• What you have to do: Apart from the images, repeat the data below exactly as written.

# # # # # # #

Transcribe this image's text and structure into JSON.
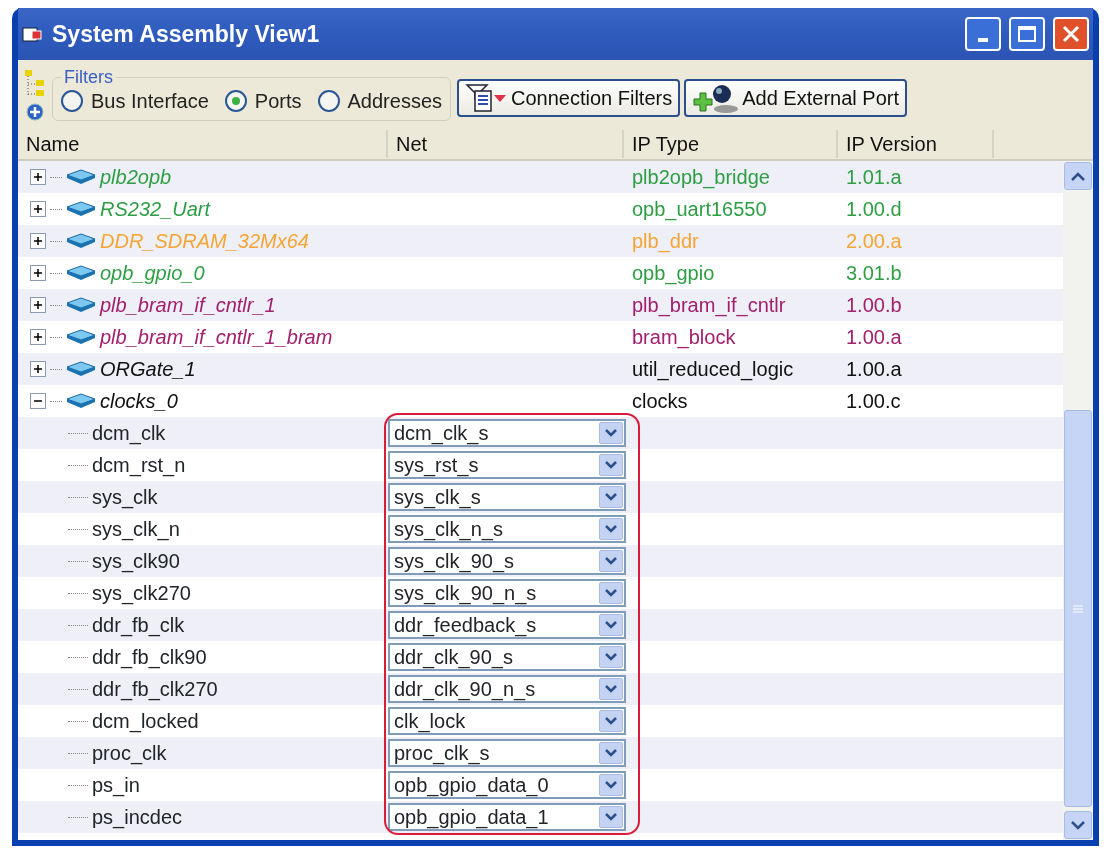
{
  "window": {
    "title": "System Assembly View1"
  },
  "filters": {
    "legend": "Filters",
    "options": [
      {
        "label": "Bus Interface",
        "selected": false
      },
      {
        "label": "Ports",
        "selected": true
      },
      {
        "label": "Addresses",
        "selected": false
      }
    ]
  },
  "toolbar_buttons": [
    {
      "label": "Connection Filters",
      "kind": "filter"
    },
    {
      "label": "Add External Port",
      "kind": "add-port"
    }
  ],
  "table": {
    "columns": [
      "Name",
      "Net",
      "IP Type",
      "IP Version"
    ],
    "rows": [
      {
        "name": "plb2opb",
        "ip_type": "plb2opb_bridge",
        "ip_version": "1.01.a",
        "color": "#2e9e44",
        "expanded": false
      },
      {
        "name": "RS232_Uart",
        "ip_type": "opb_uart16550",
        "ip_version": "1.00.d",
        "color": "#2e9e44",
        "expanded": false
      },
      {
        "name": "DDR_SDRAM_32Mx64",
        "ip_type": "plb_ddr",
        "ip_version": "2.00.a",
        "color": "#f5a533",
        "expanded": false
      },
      {
        "name": "opb_gpio_0",
        "ip_type": "opb_gpio",
        "ip_version": "3.01.b",
        "color": "#2e9e44",
        "expanded": false
      },
      {
        "name": "plb_bram_if_cntlr_1",
        "ip_type": "plb_bram_if_cntlr",
        "ip_version": "1.00.b",
        "color": "#a3206e",
        "expanded": false
      },
      {
        "name": "plb_bram_if_cntlr_1_bram",
        "ip_type": "bram_block",
        "ip_version": "1.00.a",
        "color": "#a3206e",
        "expanded": false
      },
      {
        "name": "ORGate_1",
        "ip_type": "util_reduced_logic",
        "ip_version": "1.00.a",
        "color": "#111111",
        "expanded": false
      },
      {
        "name": "clocks_0",
        "ip_type": "clocks",
        "ip_version": "1.00.c",
        "color": "#111111",
        "expanded": true,
        "children": [
          {
            "name": "dcm_clk",
            "net": "dcm_clk_s"
          },
          {
            "name": "dcm_rst_n",
            "net": "sys_rst_s"
          },
          {
            "name": "sys_clk",
            "net": "sys_clk_s"
          },
          {
            "name": "sys_clk_n",
            "net": "sys_clk_n_s"
          },
          {
            "name": "sys_clk90",
            "net": "sys_clk_90_s"
          },
          {
            "name": "sys_clk270",
            "net": "sys_clk_90_n_s"
          },
          {
            "name": "ddr_fb_clk",
            "net": "ddr_feedback_s"
          },
          {
            "name": "ddr_fb_clk90",
            "net": "ddr_clk_90_s"
          },
          {
            "name": "ddr_fb_clk270",
            "net": "ddr_clk_90_n_s"
          },
          {
            "name": "dcm_locked",
            "net": "clk_lock"
          },
          {
            "name": "proc_clk",
            "net": "proc_clk_s"
          },
          {
            "name": "ps_in",
            "net": "opb_gpio_data_0"
          },
          {
            "name": "ps_incdec",
            "net": "opb_gpio_data_1"
          }
        ]
      }
    ]
  }
}
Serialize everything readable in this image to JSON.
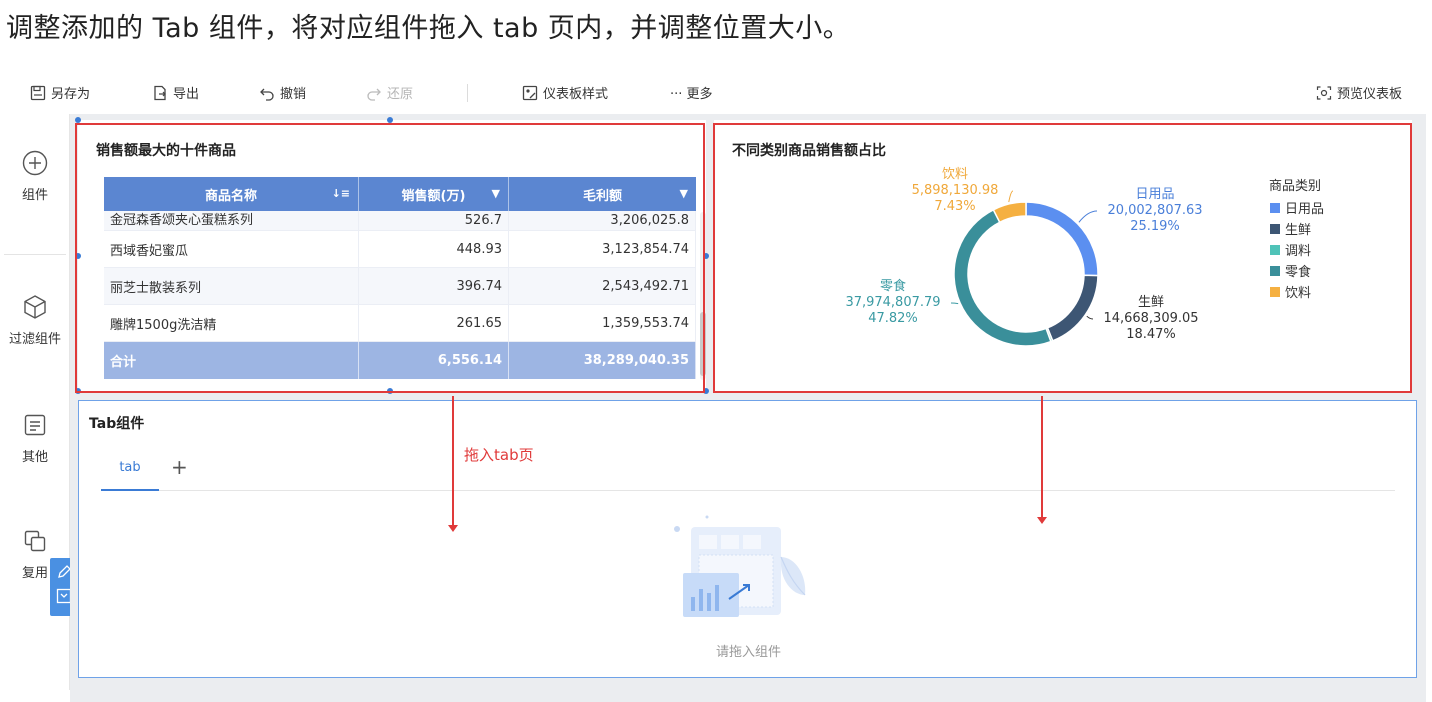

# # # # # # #

• Result of the task:
Transcribe this image's text and structure into JSON.
{
  "window": {
    "title": "System Assembly View1"
  },
  "filters": {
    "legend": "Filters",
    "options": [
      {
        "label": "Bus Interface",
        "selected": false
      },
      {
        "label": "Ports",
        "selected": true
      },
      {
        "label": "Addresses",
        "selected": false
      }
    ]
  },
  "toolbar_buttons": [
    {
      "label": "Connection Filters",
      "kind": "filter"
    },
    {
      "label": "Add External Port",
      "kind": "add-port"
    }
  ],
  "table": {
    "columns": [
      "Name",
      "Net",
      "IP Type",
      "IP Version"
    ],
    "rows": [
      {
        "name": "plb2opb",
        "ip_type": "plb2opb_bridge",
        "ip_version": "1.01.a",
        "color": "#2e9e44",
        "expanded": false
      },
      {
        "name": "RS232_Uart",
        "ip_type": "opb_uart16550",
        "ip_version": "1.00.d",
        "color": "#2e9e44",
        "expanded": false
      },
      {
        "name": "DDR_SDRAM_32Mx64",
        "ip_type": "plb_ddr",
        "ip_version": "2.00.a",
        "color": "#f5a533",
        "expanded": false
      },
      {
        "name": "opb_gpio_0",
        "ip_type": "opb_gpio",
        "ip_version": "3.01.b",
        "color": "#2e9e44",
        "expanded": false
      },
      {
        "name": "plb_bram_if_cntlr_1",
        "ip_type": "plb_bram_if_cntlr",
        "ip_version": "1.00.b",
        "color": "#a3206e",
        "expanded": false
      },
      {
        "name": "plb_bram_if_cntlr_1_bram",
        "ip_type": "bram_block",
        "ip_version": "1.00.a",
        "color": "#a3206e",
        "expanded": false
      },
      {
        "name": "ORGate_1",
        "ip_type": "util_reduced_logic",
        "ip_version": "1.00.a",
        "color": "#111111",
        "expanded": false
      },
      {
        "name": "clocks_0",
        "ip_type": "clocks",
        "ip_version": "1.00.c",
        "color": "#111111",
        "expanded": true,
        "children": [
          {
            "name": "dcm_clk",
            "net": "dcm_clk_s"
          },
          {
            "name": "dcm_rst_n",
            "net": "sys_rst_s"
          },
          {
            "name": "sys_clk",
            "net": "sys_clk_s"
          },
          {
            "name": "sys_clk_n",
            "net": "sys_clk_n_s"
          },
          {
            "name": "sys_clk90",
            "net": "sys_clk_90_s"
          },
          {
            "name": "sys_clk270",
            "net": "sys_clk_90_n_s"
          },
          {
            "name": "ddr_fb_clk",
            "net": "ddr_feedback_s"
          },
          {
            "name": "ddr_fb_clk90",
            "net": "ddr_clk_90_s"
          },
          {
            "name": "ddr_fb_clk270",
            "net": "ddr_clk_90_n_s"
          },
          {
            "name": "dcm_locked",
            "net": "clk_lock"
          },
          {
            "name": "proc_clk",
            "net": "proc_clk_s"
          },
          {
            "name": "ps_in",
            "net": "opb_gpio_data_0"
          },
          {
            "name": "ps_incdec",
            "net": "opb_gpio_data_1"
          }
        ]
      }
    ]
  }
}
Serialize everything readable in this image to JSON.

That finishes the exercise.